Architecture 101: So You Want To Be An Architect?

Every fall I speak to a classroom of students at Jefferson High School for their annual career day. I’ve taken to calling it my So You Want To Be An Architect? talk. It begins with this image and a question: Is this architecture?

SALA Architect Bryan Anderson Architecture 101

I became enamored with this little outbuilding a decade ago over frequent drives to visit my grandparents. On the crisp and perfect autumn day the image was shot, I went prepared with a camera, and even the clouds were in my favor.

From the condition of the driveway and house in the distance, the farmstead is still occupied but the state of this perfect little building appears frozen in time.

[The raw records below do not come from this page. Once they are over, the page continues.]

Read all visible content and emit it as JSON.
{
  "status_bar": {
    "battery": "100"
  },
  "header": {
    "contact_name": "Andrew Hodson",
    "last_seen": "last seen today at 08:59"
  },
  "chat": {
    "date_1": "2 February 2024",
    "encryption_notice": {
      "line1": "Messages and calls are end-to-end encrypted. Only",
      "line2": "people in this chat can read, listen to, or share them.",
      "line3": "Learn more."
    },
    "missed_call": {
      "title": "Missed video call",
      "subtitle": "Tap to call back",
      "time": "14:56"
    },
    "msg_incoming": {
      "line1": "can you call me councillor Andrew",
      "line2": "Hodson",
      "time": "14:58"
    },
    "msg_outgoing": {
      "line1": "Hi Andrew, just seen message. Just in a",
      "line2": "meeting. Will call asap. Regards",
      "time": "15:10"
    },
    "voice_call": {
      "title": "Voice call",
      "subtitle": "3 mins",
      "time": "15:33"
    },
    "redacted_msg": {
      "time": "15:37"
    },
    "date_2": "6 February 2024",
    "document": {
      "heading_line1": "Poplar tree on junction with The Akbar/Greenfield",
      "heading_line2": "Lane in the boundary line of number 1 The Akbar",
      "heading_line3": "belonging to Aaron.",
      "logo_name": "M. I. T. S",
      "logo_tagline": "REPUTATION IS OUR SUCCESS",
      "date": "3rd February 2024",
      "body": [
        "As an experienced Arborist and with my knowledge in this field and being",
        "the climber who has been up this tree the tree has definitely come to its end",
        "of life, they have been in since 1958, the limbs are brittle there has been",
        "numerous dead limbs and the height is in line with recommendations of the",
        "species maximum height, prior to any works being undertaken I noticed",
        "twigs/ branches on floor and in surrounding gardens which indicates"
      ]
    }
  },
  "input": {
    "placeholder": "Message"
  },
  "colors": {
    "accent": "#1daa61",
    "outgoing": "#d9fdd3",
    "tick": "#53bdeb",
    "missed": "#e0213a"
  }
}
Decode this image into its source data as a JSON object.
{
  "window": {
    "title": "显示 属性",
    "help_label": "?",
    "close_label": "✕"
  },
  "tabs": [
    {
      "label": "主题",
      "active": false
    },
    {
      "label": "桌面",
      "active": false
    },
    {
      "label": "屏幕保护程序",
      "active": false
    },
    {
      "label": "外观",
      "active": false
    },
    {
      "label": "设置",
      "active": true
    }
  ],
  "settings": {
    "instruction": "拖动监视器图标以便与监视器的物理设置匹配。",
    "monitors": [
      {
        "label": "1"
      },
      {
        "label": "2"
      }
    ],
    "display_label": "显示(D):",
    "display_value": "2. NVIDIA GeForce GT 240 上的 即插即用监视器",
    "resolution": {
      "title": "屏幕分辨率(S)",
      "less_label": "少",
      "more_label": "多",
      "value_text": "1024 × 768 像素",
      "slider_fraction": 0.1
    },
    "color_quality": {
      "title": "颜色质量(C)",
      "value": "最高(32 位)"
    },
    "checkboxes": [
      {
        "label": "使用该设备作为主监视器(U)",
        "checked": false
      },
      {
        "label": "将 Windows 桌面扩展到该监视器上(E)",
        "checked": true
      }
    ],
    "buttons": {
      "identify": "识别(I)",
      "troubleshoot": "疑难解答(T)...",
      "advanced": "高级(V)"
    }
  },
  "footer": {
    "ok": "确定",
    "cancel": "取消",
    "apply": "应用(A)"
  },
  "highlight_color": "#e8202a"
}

Part of my fascination is in its unknown story. Where are the children that undoubtedly hid in its recesses during suspenseful games of hide-and-seek or kick the can? Did the farmer rush to close the building up at night to join his family for dinner, or did he linger in the partially opened barn door to enjoy a smoke and the accomplishments of his day?

The building will never answer those questions for me, but it does give away others. The familiar wood slatted sides housed corn or wheat, a harvest to be stored and dried. The gleaming barn doors on the gable ends slide symmetrically to each side allowing machinery to be protected and conveniently driven through. The vertical framing revealed like a weave behind the horizontal cribbing indicates the logic of the structure. What fascinates me most, however, is the narrow vertical reveal in the center. What was its function? It’s too narrow to be a door, and too intentional to be accidental. Whatever its reason, its placement and proportion are beautiful, and its existence in this otherwise purely functional building is transcendent. That, dear students, is indeed architecture.

Bryan Anderson recently became a principal at SALA Architects and has years of experience in design that you can see on his profile page. The question is now turned to you. What seemingly simple structure or detail have you always admired or found unappreciated? Do you have any in your own home? Possibly you have a subtle addition with a story behind it like Bryan has. We'd like to hear about it!